A public appearance from Diaz is rare—he's been known (and criticized) for a more behind-the-scenes leadership approach. But then again, under his guidance SPD has weathered this swift deterioration of public trust. Diaz finally seems to be acknowledging that a new type of leadership is called for—and he stepped into the role with ease. After a 10-minute speech that hit upon the usual talking points, i.e. policing through fighting crime, reducing fear of crime in neighborhoods, and building community, it was time for audience questions. The questions had two main focal points: SPD's discipline of Officer Ian Birk and Diaz's response to radical, police-authored articles (published in a police guild newspaper, The Guardian) condemning the city's Race and Social Justice Initiative and the city's "socialist" agenda in general.

Here's how Diaz responded to criticisms that the The Guardian articles made SPD look really, really bad: "You’re absolutely right, it is bad. It’s bad for this entire organization, for the community. It’s a stupid thing to do. I’m taking as strong a stance as I can on this issue... It doesn’t do the union any good or the department any good. You can’t hide and just say, ‘well this is my union paper.’ It’s there for anyone to take a look at. It reflects badly… it degrades trust in our police department."

That said: "The issues [Officer Steve Pomper] discussed he did on his own time in his union paper," explained Diaz. "The SPD stance is—the vast majority of officers—we firmly and wholly support that program. It’s critical to how we run our department and our city. What I demand from our employees—and I’ll hold them to it—I base my decisions on how they handle themselves at work. It’s been frustrating for me, we’ve spent a lot of time talking about one individual in our department who has a different opinion... We’re shaping a picture based on the outlier. I protect people’s first amendment rights, if it steps over the line and becomes a behavior issue it’s mine to deal with."

Diaz did well without a microphone in front of his face. He was relaxed, he was audible, he was funny. He was reassuring. Here's what he said when questioned about the Department of Justice's review of SPD: "I need you to hear it from me—I welcome [the DOJ]," said Diaz. "There are specific cases I want them to look at—issues of training. Look at our training. If they see approaches we can do better, I welcome that. I welcome a review of what we’re doing."

Diaz was also repeatedly questioned about Officer Birk's shooting of John T. Williams. People wanted to know why Birk still held a job within SPD: "We have a process. What I can say is there’s been an internal review, it’ll be out for everybody to see, you’re going to get to see the decisions made by a variety of people. You need to hold me accountable for what those decisions are."

Then he explained the steps SPD will take to discipline Officer Ian Birk: "In two to three weeks, I expect to hear from [the King County] prosecutor. I’ll be making a decision based on what his decision is and what came out of the firearms review board. I expect that decision to be made in the next month or so."

Diaz also repeatedly touched on themes of responsibility and accountability, acknowledging that citizens needed to be able to "give feedback and know that officers are actually listening to it. If we do that, we can build community." He added, "sometimes we make huge mistakes. Those are the ones you have to hold me accountable for. To see how those things are addressed."

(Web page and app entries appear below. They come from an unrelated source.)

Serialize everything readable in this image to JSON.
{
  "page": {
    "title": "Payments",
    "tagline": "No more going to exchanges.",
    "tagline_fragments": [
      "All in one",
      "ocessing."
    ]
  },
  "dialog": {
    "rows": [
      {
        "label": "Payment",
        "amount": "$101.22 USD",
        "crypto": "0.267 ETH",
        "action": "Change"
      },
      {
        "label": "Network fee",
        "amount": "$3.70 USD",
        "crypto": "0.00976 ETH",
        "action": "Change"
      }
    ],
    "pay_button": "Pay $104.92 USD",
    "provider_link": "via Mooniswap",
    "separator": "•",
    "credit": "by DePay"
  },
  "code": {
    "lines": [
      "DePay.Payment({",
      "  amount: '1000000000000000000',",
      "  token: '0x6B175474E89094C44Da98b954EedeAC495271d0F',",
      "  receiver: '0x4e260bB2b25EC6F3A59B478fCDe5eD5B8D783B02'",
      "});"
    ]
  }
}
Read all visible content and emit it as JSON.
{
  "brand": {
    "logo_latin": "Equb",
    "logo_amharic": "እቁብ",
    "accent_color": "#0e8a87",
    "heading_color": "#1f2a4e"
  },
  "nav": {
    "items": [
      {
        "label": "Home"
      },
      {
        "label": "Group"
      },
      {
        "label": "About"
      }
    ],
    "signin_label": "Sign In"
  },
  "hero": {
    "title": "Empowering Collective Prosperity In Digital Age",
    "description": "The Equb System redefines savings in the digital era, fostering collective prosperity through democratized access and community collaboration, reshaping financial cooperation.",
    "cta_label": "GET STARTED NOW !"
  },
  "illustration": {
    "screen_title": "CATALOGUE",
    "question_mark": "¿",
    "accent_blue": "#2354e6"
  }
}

This was damage control done right (albeit a little late in the game). After answering questions for an hour, Diaz highlighted some cool projects SPD is working on that residents will respond well to. The department is launching another Drug Market Initiative in the city and is working to improve how residents receive accurate, relevant crime information by developing communication apps that would disseminate crime info to relevant neighborhoods. For example, Diaz mentioned the suspect recently caught in connection with several assaults in Lincoln Park. "Wouldn’t it have been great if we put something out that same day, saying this what occurred, here’s a way to keep other people safe?" Diaz asked. "We need to be more systematic about putting that info out there every single day."

Diaz's sudden attendance at local crime prevention meetings, along with other public commitments—like to attend the Stranger-sponsored Police Accountability Forum on February 3—show that he's finally willing to step out in public and address criticisms raised against his department head on. It's a very good step.